The responses of Jews, Jewish institutions, and others subjected to Nazi policies have implications for our understanding of how individuals and groups respond to persecution. Finally, the ways in which the Holocaust is remembered and memorialized in different national and cultural contexts serves as a useful case study of how collective memories of important historical events emerge and evolve over time.
A minor in Holocaust studies can be pursued in conjunction with any major. The study of the Holocaust offers more than an opportunity to acquire knowledge about a singular historical event. It provides students with an opportunity to examine a range of broader issues, such as antisemitism, racism, xenophobia, militarism, homophobia, and the formation and functioning of stereotypes. It provides important insight into behaviors such as obedience to authority, conformity, altruism, and civil courage. A consideration of the bureaucratic methods employed by the Nazi regime to systematically identify, isolate, and eliminate large populations addresses questions about the potential for the abuse of power by governments.
Study Abroad Experience Leads to Deep Perspectives on the Holocaust
Alex Sherbrook ’17 was disappointed about missing her spring commencement at UVM, but she still wouldn’t trade it for her final semester of college in Augsburg, Germany. In German universities, the semester begins in April and ends in late summer, so she had to wait until September to finally collect her UVM diploma.
“My classes were all in German and there wasn’t as a big of an emphasis on homework as there is in our system, so It was a really big adjustment. But I’m really glad I did it.”
Launching an Academic Career in Holocaust Studies
Mark Alexander transferred to UVM with the intent of finishing his B.S. in education and finding a teaching job in Vermont. But after changing his major to history, his academic and career path took a fascinating detour.
Especially influential were classes with professor Jonathan Huener, who teaches in the history department and the Miller Center for Holocaust Studies. “I took several of his classes on the Holocaust and the history of Poland, and he was my academic adviser when I continued at UVM for my M.A. Dr. Huener’s insights into the issues we studied in his classes have helped to shape my understandings of the field, and he provided a consistent example of thoughtful academic professionalism that I will probably always hold up as a model for myself.”
David Scrase Student Research Grants

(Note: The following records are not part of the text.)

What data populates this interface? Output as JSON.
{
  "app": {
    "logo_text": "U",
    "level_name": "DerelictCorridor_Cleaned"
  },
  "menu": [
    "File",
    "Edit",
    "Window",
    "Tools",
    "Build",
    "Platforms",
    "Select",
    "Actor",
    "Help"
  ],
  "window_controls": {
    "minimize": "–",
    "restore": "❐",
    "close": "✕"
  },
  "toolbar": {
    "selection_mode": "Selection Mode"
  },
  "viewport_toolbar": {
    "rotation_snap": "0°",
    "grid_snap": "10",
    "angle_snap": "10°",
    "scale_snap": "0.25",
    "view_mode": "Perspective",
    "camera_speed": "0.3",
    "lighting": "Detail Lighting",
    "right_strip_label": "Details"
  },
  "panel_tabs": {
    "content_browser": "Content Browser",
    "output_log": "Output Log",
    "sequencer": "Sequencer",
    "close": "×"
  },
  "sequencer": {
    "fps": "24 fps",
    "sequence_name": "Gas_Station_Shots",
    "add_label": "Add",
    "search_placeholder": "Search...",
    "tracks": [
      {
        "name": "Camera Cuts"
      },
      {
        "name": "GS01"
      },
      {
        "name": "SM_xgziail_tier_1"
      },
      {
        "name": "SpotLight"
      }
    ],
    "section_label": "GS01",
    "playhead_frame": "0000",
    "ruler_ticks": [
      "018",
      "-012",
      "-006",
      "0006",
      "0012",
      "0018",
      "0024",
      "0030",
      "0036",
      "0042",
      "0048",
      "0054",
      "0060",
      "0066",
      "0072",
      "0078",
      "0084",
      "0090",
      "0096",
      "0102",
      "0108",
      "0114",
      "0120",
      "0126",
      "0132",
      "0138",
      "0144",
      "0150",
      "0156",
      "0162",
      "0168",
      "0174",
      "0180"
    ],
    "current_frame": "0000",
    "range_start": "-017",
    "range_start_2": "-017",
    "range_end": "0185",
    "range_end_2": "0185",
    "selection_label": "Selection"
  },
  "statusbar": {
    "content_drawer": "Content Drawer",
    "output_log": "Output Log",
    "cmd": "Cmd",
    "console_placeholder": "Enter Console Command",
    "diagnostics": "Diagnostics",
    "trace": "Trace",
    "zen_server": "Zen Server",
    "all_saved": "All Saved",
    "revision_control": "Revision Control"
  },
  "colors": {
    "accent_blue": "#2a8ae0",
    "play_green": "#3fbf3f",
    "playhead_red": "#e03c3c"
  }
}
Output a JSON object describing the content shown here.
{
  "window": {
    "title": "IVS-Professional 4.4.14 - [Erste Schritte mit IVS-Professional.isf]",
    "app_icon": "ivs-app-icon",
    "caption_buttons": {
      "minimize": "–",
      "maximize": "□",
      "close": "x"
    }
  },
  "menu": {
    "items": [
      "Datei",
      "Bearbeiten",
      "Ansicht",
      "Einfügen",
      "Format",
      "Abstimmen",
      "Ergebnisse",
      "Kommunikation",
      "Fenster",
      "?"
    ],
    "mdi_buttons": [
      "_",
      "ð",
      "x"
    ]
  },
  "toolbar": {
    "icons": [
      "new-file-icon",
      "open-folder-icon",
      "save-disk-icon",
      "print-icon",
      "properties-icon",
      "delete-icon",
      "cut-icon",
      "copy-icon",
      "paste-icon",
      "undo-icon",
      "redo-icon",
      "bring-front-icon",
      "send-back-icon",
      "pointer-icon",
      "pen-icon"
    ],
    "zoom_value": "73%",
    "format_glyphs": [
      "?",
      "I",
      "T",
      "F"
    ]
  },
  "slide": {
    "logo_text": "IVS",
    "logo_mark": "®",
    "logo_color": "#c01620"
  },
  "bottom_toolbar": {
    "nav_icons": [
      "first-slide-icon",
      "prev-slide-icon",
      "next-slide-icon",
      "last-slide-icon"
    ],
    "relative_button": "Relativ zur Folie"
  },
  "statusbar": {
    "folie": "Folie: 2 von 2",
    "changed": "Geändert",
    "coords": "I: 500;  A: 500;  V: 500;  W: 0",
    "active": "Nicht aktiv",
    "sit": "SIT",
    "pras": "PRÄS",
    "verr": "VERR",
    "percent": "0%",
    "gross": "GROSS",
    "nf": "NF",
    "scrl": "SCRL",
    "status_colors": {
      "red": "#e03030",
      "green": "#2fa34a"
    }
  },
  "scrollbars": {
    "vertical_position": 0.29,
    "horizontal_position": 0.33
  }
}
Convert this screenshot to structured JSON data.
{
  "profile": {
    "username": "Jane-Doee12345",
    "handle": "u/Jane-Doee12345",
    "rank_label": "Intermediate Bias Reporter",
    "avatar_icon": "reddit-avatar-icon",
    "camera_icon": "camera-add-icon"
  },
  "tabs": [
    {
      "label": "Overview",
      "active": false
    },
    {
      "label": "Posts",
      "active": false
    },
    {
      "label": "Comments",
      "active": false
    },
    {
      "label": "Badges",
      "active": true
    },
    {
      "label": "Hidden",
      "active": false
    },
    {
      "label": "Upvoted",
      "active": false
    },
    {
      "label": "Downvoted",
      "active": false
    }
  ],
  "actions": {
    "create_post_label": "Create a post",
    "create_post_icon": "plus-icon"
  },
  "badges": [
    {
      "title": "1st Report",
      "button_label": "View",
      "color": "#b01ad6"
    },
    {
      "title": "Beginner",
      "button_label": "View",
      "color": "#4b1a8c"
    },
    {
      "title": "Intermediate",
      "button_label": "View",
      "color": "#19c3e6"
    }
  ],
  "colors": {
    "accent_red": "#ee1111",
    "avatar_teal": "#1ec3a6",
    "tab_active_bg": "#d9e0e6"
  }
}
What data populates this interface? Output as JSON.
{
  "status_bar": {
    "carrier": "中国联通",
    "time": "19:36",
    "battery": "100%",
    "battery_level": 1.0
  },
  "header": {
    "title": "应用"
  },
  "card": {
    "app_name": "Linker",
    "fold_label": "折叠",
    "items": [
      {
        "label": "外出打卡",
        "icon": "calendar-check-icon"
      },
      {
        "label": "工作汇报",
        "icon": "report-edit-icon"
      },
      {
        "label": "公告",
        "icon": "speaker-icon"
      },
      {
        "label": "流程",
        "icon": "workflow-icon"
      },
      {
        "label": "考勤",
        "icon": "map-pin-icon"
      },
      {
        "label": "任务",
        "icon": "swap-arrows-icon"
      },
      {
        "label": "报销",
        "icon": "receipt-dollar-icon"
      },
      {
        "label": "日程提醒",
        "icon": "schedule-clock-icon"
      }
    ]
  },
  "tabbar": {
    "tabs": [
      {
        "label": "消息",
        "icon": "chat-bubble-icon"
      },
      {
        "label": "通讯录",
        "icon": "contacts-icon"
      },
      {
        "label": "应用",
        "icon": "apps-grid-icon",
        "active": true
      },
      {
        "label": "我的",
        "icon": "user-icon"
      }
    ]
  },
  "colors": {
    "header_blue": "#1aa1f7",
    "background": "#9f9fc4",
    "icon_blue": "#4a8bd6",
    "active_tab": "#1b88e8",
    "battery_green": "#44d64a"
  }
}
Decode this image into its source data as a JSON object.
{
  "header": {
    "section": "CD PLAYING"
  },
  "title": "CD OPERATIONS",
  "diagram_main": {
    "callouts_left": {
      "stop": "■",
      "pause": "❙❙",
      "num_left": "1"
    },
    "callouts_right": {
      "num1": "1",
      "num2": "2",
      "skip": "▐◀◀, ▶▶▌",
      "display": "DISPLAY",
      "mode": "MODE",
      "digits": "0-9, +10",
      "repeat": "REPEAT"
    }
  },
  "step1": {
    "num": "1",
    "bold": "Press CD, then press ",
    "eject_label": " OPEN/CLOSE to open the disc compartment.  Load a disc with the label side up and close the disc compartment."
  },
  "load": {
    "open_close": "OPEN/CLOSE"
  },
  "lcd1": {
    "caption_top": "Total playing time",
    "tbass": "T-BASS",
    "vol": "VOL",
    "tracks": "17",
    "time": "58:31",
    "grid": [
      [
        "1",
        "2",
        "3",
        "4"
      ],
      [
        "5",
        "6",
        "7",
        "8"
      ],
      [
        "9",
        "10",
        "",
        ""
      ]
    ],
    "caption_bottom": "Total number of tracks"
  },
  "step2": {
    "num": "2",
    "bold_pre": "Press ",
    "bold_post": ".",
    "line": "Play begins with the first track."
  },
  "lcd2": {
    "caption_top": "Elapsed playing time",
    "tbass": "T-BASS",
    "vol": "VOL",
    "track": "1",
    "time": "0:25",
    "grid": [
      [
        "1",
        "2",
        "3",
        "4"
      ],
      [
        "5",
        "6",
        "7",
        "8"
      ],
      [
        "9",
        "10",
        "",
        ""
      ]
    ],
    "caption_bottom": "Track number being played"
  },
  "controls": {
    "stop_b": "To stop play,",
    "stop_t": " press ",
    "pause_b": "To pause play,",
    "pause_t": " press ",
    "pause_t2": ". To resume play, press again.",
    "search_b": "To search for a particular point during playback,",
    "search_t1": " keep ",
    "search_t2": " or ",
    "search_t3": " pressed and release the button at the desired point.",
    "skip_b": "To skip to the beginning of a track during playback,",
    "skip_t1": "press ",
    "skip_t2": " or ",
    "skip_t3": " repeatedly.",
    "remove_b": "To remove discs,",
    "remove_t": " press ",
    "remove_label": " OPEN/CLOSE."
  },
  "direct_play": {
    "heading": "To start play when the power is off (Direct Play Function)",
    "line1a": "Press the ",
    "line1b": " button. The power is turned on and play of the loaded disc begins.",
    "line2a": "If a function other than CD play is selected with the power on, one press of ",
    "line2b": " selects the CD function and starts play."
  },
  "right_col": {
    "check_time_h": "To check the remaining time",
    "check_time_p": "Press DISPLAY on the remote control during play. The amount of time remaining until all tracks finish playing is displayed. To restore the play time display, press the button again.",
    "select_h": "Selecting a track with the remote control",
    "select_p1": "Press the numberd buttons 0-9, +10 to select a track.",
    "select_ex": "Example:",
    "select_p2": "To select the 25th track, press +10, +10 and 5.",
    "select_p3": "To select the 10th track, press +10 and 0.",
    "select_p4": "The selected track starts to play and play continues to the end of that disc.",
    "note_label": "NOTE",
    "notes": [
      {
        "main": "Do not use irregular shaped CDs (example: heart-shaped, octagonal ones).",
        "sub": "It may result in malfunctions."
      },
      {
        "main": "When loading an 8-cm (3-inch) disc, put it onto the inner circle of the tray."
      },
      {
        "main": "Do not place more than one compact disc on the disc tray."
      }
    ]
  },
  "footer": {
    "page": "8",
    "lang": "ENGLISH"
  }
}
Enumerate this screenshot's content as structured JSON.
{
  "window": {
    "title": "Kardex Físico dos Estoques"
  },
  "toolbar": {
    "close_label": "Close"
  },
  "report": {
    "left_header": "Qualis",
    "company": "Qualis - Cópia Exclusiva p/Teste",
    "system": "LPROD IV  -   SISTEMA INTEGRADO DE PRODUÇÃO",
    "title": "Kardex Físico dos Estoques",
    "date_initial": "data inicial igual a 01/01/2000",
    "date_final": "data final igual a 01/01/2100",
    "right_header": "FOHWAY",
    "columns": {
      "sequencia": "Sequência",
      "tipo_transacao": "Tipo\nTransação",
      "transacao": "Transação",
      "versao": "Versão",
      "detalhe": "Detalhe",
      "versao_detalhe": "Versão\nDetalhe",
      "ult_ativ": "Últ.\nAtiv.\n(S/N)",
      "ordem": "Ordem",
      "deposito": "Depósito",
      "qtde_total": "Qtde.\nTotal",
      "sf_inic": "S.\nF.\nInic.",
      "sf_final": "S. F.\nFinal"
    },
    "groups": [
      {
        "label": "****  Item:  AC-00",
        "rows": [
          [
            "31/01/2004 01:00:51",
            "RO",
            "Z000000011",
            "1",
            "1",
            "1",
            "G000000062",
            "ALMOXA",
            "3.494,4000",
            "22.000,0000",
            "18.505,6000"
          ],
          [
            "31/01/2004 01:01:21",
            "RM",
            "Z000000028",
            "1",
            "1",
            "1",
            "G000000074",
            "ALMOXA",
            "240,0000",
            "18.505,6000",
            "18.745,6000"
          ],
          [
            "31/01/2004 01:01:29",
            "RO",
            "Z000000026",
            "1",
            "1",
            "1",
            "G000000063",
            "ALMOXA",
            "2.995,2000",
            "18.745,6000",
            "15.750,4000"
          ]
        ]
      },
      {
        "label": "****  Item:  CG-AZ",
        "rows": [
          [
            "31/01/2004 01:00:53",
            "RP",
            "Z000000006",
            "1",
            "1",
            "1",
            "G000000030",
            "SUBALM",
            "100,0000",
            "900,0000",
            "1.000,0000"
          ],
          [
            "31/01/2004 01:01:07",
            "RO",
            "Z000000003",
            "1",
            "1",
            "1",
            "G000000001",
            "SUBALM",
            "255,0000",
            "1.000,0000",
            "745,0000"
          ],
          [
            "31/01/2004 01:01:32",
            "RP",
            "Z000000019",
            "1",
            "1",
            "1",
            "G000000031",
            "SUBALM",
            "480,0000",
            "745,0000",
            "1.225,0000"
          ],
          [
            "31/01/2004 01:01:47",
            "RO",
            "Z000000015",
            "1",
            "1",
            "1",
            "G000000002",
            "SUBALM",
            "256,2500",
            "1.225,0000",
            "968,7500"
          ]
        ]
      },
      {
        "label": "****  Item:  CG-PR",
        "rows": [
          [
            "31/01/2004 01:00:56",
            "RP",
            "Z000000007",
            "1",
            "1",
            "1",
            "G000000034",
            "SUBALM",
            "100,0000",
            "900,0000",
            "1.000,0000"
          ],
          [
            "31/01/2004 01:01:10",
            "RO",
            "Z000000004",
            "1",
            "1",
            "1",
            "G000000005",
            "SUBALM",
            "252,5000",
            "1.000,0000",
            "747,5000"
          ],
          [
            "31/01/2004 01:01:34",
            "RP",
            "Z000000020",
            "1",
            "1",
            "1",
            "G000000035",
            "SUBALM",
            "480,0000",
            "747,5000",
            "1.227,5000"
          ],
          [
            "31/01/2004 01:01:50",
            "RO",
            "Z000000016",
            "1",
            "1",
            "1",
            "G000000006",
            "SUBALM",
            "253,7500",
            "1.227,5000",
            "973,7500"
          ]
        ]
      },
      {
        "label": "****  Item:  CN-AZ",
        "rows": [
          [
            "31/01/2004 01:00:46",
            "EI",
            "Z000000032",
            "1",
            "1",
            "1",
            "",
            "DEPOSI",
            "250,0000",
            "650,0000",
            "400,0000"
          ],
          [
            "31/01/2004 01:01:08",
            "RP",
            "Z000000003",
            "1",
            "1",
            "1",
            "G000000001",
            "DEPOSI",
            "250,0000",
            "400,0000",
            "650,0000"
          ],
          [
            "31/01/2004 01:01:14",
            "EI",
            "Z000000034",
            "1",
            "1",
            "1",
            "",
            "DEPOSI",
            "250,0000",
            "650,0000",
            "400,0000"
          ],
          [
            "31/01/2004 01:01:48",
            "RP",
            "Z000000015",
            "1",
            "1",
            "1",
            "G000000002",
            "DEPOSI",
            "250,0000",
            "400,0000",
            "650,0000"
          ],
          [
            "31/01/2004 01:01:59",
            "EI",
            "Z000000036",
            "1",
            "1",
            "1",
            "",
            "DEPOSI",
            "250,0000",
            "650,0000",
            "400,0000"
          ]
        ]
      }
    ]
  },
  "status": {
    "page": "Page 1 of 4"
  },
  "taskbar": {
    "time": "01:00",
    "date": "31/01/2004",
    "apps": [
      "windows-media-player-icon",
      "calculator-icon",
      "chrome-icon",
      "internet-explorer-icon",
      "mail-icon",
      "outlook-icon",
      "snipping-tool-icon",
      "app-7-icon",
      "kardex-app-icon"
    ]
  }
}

These grants honor the contributions of David Scrase, professor emeritus of German, during his long service as the founding director of the Center for Holocaust Studies at UVM. Grants are available to UVM students -- both graduate and undergraduate--who are pursuing serious research projects related to the mission of the Center for Holocaust Studies. Priority will be given to students working on major research projects, such as an MA thesis, an undergraduate senior thesis, or a research-intensive independent study. Read more information on this opportunity on our graduate study page.